First there was the honey badger, a badger-like creature that's apparently known for its "ferocious defensive abilities." Then there was a nature program (video) that explored the honey badger's appetite for such delicacies as bee larvae and cobras and its apparent indifference to bees and snakebite and venom and pain. And then there
was Randall's alternate narration (video) for that nature documentary, from which all the world learned that "Honey badger don't care. Honey badger don't give a shit."
Like it? Get the t-shirt or the poster.
Right, this isn't news; the Know Your Meme site has a nice piece that recounts the brief history. (It also came up in the TV show "Glee," which is nothing if not culturally au courant.)
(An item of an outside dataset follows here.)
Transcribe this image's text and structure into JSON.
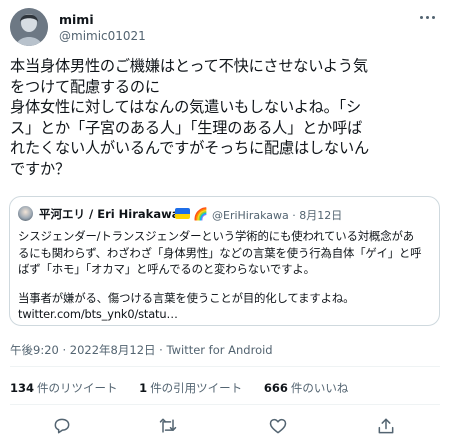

What's fun is watching the term honey badger go generic. Earlier this year, Mignon Fogarty (aka Grammar Girl) tweeted this:
Honey badger don't care about "i.e." and "e.g." (http://youtu.be/4r7wHMg5Yjg), but you should: http://j.mp/m3apUD
That was in May; note that she uses the full phrase and includes a link for the as-then-still uninitiated. But yesterday I found this in a technical article:
Then there are the honey badgers of web development, the notorious Content Management Systems, designed to kill all your hopes and dreams.
No "don't care" here; no link. You either get it or don't.
This is what really interests me; is it possible for the term honey badger to become decoupled from any explicit reference to Randall's video and enter the lexicon as a synonym for, dunno, "indifference" ("aggressive indifference"?). That would be pretty awesome for Randall, and awesome to have seen it happen.
1 As an aside, from an editorial perspective, the article is filled with cultural references and is too clever by half, as people say. Woe onto the non-English-as-first-language speaker (non-American?) who reads this. Entertaining, tho. :-)